EVENTS, ADVANCES, AND NEWS
■ BY JEFF ECKERT
FOOLING AROUND WITH
PHOTO COURTES Y OF THE HAARP IONOSPHERIC OBSERVATORY.
■ The HAARP array includes 180
antennas spread out over 33 acres.
If you take Interstate A1 out of
Anchorage, AK, and head a couple
hundred miles to the northeast, you
will encounter the town of Gakona,
which is just a stone’s throw from the
Wrangell Saint Elias National Park.
Even though the population was only
215 when the last census was taken, it
is a pretty interesting place, being
home to the High Frequency Active
Auroral Research Program (HAARP,
Jointly managed by the Air Force
Research Laboratory and the Office of
Naval Research, HAARP is scheduled
to come fully online this year, and it
has two main purposes. First of all, it
has a suite of scientific instruments
(receivers, magnetometers, radars,
etc.) that allow researchers to perform
passive observations of natural auroral
activity to better understand the phenomenon. Second, one can fire up the
ionospheric research instrument (IRI),
which is a high-power HF transmitter
system used to stimulate small areas of
the ionosphere at an altitude between
100 and 350 km. The IRI will stir up a
volume of a few hundred meters by a
few tens of kilometers in diameter,
allowing for various scientific studies.
As of this writing, only 48
antennas are operational, and the
transmitter can generate just 960 kW
8 February 2007
over a frequency range of 2.8 to 10
MHz. However, when complete, it will
be able to pump about 3,600 k W into
the full arsenal of 180 antennas.
Observers on the ground won’t be
seeing any artificial aurora, though, as
the signal strength in the target area is
less than 3 W per square centimeter,

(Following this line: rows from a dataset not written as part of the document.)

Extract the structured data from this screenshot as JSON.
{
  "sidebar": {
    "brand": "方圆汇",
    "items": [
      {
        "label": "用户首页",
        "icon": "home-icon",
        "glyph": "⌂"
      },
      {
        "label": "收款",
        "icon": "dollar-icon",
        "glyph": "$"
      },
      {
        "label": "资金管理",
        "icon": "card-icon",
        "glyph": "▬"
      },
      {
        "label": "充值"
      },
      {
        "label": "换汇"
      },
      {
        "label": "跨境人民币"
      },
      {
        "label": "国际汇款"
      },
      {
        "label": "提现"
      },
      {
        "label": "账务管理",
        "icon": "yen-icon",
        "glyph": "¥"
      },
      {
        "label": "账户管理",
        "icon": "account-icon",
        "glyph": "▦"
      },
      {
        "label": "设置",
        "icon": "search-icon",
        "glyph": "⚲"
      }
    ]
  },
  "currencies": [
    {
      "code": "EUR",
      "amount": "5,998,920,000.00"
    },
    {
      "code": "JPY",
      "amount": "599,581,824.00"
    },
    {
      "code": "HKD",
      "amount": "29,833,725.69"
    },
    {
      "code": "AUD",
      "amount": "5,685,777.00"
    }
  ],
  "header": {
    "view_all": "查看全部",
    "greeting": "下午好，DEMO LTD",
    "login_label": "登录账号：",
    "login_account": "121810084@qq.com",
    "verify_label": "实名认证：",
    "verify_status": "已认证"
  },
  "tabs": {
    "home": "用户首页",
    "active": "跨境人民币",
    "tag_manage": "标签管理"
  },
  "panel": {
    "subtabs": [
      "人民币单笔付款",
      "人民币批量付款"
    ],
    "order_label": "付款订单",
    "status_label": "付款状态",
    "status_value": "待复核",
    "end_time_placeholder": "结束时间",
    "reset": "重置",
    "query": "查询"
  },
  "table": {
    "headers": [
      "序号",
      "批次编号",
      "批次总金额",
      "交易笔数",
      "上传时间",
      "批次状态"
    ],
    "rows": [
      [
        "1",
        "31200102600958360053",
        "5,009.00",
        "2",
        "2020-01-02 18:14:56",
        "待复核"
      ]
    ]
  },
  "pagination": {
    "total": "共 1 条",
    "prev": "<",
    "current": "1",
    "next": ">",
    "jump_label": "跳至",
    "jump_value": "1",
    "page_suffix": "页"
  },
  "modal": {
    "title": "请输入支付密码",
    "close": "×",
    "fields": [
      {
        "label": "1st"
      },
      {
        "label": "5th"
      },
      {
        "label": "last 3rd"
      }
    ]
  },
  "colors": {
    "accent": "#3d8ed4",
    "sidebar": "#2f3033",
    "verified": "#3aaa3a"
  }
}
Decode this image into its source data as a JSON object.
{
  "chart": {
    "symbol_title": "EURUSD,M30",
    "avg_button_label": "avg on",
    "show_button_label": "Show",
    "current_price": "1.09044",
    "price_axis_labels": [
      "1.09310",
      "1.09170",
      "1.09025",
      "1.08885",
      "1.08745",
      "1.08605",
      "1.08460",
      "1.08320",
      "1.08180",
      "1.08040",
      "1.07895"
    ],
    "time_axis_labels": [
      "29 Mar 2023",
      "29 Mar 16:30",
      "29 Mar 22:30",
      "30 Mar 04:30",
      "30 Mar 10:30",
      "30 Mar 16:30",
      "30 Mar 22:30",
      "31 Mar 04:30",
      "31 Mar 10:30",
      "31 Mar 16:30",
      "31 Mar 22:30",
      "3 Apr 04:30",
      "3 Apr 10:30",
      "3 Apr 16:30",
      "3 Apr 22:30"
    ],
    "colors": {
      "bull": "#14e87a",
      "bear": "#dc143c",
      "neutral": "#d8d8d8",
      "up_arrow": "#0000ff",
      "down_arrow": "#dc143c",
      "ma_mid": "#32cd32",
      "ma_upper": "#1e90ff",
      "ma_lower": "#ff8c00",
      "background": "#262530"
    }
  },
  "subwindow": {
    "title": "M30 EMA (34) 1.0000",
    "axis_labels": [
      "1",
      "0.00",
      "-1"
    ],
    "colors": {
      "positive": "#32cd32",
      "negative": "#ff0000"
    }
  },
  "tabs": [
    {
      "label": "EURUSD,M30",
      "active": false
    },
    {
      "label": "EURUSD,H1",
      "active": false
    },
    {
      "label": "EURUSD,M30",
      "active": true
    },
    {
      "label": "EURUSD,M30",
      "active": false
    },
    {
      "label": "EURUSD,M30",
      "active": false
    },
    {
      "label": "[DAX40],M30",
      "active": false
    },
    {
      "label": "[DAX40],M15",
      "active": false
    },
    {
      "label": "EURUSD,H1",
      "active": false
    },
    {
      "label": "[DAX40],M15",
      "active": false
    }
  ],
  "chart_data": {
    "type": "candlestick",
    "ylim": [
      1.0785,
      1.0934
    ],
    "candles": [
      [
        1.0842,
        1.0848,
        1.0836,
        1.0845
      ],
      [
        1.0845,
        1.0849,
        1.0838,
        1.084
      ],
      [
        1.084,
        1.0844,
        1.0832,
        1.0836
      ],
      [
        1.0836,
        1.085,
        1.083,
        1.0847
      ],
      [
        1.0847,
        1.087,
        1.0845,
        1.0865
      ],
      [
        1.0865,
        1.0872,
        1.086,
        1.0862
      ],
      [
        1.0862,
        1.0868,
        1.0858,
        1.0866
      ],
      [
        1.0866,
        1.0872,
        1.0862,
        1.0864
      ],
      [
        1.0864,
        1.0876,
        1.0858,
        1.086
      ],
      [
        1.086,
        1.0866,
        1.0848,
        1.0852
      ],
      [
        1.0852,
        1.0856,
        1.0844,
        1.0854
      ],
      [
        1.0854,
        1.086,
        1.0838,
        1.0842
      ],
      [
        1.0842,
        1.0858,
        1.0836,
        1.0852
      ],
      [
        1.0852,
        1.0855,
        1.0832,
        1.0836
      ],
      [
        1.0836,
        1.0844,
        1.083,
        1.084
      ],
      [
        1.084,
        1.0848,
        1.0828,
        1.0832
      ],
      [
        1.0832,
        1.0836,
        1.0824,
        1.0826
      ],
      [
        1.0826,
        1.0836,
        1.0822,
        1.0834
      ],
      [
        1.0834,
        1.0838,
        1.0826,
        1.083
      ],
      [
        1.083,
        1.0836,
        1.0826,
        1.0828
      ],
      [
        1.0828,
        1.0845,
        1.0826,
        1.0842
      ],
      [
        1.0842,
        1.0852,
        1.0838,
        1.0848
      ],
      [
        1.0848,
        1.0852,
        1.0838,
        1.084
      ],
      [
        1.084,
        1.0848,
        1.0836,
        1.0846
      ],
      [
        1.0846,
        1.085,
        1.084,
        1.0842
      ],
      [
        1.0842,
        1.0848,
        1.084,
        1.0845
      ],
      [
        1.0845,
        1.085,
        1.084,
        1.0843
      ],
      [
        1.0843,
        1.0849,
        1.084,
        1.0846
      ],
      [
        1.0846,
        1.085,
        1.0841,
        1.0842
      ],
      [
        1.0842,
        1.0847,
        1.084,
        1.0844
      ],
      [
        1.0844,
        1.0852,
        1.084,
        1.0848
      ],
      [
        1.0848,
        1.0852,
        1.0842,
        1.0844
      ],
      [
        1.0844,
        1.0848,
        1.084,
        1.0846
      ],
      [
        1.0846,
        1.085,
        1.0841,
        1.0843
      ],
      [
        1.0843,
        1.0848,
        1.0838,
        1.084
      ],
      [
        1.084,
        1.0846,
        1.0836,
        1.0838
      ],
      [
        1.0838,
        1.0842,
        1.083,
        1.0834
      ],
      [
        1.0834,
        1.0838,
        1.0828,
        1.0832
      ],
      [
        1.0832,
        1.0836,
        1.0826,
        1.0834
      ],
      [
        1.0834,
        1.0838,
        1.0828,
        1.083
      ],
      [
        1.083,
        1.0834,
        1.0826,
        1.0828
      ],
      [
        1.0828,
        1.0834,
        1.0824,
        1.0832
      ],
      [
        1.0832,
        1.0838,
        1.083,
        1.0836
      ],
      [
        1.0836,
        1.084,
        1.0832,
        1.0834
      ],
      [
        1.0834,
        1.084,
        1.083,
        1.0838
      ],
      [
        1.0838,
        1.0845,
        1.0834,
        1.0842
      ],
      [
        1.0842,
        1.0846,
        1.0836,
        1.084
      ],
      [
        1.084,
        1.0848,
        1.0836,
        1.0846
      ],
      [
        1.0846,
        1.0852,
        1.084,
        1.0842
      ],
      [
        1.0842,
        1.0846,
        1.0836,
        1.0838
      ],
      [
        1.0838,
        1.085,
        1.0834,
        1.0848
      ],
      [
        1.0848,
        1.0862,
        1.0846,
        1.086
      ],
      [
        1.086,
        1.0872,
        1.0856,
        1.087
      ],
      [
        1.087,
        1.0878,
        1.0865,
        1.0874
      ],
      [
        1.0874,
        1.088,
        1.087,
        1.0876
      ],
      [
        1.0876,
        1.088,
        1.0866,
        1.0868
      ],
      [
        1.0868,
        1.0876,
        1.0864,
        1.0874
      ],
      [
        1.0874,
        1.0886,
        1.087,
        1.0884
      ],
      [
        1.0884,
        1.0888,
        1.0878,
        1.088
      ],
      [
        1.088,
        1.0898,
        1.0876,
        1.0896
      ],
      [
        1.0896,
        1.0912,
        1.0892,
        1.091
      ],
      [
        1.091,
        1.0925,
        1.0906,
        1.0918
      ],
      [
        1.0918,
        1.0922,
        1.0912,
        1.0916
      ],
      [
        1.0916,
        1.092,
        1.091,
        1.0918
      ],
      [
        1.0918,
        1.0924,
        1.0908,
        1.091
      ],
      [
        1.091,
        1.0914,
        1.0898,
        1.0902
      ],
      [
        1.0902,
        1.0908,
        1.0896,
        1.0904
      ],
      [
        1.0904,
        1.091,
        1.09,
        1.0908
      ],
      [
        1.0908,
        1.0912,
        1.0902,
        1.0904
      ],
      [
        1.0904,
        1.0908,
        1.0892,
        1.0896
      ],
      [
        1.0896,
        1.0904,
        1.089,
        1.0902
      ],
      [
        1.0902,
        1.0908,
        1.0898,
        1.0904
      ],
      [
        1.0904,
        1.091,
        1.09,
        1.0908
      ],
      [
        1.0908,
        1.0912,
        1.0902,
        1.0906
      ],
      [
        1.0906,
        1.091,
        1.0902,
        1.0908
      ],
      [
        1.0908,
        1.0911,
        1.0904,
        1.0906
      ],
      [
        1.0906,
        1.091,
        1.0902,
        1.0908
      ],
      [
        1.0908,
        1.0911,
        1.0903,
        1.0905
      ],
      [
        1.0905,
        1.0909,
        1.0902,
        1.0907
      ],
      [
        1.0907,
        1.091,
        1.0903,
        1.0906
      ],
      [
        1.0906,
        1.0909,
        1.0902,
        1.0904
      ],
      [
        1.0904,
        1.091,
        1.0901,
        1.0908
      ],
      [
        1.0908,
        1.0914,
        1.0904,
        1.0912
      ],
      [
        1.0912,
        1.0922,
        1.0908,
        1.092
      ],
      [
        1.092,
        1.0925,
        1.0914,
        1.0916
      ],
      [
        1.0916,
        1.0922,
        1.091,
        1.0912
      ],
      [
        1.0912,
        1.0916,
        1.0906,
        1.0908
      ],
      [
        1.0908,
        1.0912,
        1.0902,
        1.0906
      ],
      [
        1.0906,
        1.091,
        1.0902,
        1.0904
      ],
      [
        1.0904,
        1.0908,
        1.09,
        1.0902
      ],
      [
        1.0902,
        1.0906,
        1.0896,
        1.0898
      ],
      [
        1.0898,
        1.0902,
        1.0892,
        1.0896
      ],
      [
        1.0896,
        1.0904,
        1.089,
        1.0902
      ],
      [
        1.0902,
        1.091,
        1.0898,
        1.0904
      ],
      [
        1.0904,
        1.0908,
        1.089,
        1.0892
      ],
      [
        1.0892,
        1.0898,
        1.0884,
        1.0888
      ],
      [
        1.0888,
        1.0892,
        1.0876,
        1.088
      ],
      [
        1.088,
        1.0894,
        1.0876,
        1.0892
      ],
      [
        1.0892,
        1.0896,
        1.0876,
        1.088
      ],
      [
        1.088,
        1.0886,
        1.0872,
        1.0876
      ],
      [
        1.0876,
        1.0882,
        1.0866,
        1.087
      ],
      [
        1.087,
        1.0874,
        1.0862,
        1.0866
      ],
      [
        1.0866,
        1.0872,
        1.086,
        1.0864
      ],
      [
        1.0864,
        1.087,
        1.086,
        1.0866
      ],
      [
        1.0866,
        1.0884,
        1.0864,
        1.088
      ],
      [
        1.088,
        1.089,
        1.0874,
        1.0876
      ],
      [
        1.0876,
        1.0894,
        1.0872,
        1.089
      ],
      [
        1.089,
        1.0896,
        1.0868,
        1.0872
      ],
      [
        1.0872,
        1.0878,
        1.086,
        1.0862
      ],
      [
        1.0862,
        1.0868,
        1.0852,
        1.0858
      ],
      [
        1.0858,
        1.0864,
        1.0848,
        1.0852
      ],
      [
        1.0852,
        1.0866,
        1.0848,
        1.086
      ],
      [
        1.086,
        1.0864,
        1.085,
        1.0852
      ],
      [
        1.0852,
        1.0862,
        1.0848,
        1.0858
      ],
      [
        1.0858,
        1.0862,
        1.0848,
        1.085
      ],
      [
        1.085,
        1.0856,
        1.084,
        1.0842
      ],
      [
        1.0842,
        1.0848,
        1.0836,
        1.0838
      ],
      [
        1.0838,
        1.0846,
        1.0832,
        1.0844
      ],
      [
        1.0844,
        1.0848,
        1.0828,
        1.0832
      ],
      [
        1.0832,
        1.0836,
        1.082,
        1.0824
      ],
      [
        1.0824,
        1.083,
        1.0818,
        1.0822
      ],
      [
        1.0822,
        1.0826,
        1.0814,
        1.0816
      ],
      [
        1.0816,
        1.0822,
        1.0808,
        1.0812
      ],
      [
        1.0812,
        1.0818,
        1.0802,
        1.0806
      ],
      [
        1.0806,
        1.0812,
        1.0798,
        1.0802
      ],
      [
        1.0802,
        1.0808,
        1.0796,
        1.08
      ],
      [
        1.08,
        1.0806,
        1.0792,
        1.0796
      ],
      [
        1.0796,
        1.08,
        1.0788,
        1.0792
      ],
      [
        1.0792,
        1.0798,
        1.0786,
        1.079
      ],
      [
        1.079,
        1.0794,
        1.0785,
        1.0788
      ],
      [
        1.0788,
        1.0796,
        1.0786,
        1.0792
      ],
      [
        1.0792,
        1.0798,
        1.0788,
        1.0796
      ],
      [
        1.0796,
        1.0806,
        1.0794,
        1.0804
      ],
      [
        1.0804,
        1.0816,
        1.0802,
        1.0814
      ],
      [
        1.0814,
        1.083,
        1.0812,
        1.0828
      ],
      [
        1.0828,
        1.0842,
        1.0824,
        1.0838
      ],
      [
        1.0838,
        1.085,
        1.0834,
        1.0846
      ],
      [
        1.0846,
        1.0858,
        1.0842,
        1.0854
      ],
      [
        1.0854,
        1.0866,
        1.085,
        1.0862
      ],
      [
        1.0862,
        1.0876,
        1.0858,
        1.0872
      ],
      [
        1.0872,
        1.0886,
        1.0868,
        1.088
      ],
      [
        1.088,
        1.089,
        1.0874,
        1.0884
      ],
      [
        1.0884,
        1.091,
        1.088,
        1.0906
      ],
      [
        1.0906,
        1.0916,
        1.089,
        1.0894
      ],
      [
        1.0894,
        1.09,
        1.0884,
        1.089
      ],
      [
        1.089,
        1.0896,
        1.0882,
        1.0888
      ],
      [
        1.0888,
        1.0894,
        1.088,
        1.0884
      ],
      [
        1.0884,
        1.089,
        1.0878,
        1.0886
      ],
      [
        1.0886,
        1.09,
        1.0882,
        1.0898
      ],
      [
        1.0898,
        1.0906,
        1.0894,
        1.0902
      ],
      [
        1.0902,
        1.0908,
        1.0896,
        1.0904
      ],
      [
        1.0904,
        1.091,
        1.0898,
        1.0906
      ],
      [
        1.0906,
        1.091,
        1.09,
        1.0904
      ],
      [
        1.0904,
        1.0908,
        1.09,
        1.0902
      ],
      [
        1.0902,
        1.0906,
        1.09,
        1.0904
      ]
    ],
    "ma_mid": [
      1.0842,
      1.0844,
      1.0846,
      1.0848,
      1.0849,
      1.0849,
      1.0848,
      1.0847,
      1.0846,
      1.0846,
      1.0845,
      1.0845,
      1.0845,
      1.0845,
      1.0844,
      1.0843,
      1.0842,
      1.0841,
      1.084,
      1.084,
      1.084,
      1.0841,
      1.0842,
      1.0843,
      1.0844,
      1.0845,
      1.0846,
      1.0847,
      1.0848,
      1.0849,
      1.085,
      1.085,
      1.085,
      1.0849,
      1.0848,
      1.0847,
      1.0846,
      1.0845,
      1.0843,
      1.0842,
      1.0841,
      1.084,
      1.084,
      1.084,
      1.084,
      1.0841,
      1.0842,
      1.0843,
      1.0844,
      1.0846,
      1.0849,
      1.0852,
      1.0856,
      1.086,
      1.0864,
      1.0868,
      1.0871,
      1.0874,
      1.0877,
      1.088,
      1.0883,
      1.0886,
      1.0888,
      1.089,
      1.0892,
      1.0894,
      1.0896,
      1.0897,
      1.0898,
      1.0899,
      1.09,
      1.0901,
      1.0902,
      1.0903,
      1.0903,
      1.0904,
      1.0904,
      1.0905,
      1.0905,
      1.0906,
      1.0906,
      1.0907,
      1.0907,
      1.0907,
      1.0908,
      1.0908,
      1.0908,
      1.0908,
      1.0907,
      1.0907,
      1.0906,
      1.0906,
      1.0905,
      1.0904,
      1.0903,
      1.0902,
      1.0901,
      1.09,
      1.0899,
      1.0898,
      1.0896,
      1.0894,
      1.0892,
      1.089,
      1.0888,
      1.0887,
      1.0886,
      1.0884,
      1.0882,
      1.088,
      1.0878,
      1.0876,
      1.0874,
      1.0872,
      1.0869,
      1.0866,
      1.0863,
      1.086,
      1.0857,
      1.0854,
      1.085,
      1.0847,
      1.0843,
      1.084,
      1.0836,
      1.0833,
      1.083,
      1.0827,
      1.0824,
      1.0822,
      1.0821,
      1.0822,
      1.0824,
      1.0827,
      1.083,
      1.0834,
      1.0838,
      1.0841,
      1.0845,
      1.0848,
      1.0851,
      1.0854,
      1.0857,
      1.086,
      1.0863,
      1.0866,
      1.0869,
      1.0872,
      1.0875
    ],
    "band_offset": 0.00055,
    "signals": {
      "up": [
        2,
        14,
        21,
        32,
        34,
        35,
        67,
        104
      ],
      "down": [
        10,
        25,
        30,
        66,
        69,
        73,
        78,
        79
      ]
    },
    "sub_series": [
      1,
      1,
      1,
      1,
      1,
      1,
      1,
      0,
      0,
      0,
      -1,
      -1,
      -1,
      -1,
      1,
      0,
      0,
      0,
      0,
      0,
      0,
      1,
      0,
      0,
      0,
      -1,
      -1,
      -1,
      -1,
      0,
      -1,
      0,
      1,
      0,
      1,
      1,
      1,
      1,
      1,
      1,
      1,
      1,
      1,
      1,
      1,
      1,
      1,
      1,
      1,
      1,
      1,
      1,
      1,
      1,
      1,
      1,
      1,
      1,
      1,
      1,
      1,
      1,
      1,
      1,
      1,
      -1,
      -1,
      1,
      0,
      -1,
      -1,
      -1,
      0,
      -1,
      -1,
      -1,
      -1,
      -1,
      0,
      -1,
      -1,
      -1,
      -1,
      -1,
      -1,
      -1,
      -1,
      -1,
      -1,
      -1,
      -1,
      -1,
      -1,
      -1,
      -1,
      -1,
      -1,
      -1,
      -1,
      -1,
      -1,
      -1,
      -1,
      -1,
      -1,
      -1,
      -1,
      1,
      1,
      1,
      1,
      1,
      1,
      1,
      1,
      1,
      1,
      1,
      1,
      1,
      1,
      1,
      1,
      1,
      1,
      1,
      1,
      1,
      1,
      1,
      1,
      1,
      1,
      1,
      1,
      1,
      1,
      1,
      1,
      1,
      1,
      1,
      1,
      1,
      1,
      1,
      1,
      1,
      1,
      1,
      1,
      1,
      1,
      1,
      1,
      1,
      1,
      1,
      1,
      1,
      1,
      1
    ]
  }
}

which is tens of thousands times less
than what the Sun delivers.
As a sideline, HAARP will be
experimenting with extremely low
frequency (ELF) signal generation
techniques with an eye toward things
like submarine communications. The
facility has no regular visiting hours,
but you can take a virtual tour at www.
PHOTO COURTES Y OF OHIO S TATE UNIVERSI T Y.
■ Radar signal of subglacial Greenland
topography obtained by GISMO.
million years, and existing radar systems
are not all that good at mapping it out;
they can only generate two-dimensional profiles over very narrow paths.
However, some scientists at Ohio
www.osu.edu) have devised the
Global Ice Sheet Mapping Orbiter
(GISMO), a system that uses multiple
steerable antennas mounted on an
airplane to obtain three-dimensional
images over a mile-wide strip, at depths
1.2 miles beneath the ice surface.
The system uses vertical and
horizontal radar elements to generate
an interference pattern, and computer
techniques are under development
that will increase the radar’s ability to
use that pattern to cancel out
the effects of surface ice. The first
experiment involved peeking under
Greenland’s ice and produced the
image shown. Although the image isn’t
exactly equivalent to a good topo map
yet, the left half of the image does
reveal the vertical layers of ice from
the surface down to the base (white
line, center), and the right half shows a
horizontal view of the topography.
As signal processing techniques
are improved, the images should get
better and become useful for monitoring the effects of climate change on
the ice and water beneath it. It is
projected that the concept could one
day operate from a satellite to study
more of the world or even other
planets. The next trip over Greenland
is scheduled for April, so stay tuned.
It is known that the land beneath the
Earth’s ice sheets — which make up
about 15 percent of the planet — can
run the gamut from areas that have
been scraped flat by moving ice to
mountainous terrain and possibly
lakes and rivers. But it has been very
difficult to study the subglacial
surface, because a lot of it has been
covered with ice for close to three
Late last year, scientists at IBM
www.ibm.com), Macronix (www.
mxic.com.tw), and Qimonda (www.
qimonda.com) announced some joint
research that resulted in a new type of
memory, dubbed “phase-change.”